• [EXERCISE DESCRIPTION] Look over the material for the string "Overwrite". Copy every line where it turns up.

(Beginning of DATASET RECORDS)

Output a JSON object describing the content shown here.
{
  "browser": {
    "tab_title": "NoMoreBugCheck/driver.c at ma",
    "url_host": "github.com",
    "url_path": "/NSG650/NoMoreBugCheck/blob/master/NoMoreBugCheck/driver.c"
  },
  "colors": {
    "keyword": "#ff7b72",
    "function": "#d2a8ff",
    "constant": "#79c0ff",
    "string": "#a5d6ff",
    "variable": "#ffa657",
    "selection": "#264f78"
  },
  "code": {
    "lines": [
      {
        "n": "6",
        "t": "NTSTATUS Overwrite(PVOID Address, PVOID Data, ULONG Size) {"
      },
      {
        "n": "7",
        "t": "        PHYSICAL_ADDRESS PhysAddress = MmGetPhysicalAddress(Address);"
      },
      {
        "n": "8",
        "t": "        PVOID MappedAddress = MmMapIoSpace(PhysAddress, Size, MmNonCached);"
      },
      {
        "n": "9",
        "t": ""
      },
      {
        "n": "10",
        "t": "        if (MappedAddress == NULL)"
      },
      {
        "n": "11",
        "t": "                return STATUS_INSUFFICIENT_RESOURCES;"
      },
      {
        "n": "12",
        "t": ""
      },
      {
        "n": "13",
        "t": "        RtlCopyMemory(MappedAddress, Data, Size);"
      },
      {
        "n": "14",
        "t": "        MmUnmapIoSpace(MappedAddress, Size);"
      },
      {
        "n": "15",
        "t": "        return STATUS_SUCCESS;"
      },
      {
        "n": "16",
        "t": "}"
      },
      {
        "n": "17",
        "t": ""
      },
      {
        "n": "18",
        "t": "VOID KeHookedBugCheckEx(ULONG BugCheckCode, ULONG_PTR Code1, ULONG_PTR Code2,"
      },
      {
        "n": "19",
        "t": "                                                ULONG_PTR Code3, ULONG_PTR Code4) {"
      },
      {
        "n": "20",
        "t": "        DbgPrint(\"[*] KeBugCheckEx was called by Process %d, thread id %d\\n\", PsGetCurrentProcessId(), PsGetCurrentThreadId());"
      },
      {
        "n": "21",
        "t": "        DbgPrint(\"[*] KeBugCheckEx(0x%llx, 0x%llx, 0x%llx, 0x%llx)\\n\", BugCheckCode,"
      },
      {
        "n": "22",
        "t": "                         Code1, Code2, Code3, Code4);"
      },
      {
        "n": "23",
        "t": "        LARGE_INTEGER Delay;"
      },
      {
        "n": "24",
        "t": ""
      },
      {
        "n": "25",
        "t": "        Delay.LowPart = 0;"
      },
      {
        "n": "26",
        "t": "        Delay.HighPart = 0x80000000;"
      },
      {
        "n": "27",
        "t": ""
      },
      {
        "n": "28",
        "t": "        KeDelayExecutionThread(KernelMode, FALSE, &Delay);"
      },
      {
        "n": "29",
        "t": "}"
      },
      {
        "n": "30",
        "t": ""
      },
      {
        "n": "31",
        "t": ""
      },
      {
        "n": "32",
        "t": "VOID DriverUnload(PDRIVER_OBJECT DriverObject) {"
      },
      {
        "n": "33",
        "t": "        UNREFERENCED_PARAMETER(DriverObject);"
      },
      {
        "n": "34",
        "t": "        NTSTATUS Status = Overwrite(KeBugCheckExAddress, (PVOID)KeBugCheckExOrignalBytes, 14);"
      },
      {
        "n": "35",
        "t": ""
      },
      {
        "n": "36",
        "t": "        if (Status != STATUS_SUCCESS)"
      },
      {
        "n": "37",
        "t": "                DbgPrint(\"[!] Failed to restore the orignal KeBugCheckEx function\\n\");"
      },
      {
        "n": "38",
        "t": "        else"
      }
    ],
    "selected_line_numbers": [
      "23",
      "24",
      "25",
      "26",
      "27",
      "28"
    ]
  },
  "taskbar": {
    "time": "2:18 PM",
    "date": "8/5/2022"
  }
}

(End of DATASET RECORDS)

• [RESULT]
        "t": "NTSTATUS Overwrite(PVOID Address, PVOID Data, ULONG Size) {"
        "t": "        NTSTATUS Status = Overwrite(KeBugCheckExAddress, (PVOID)KeBugCheckExOrignalBytes, 14);"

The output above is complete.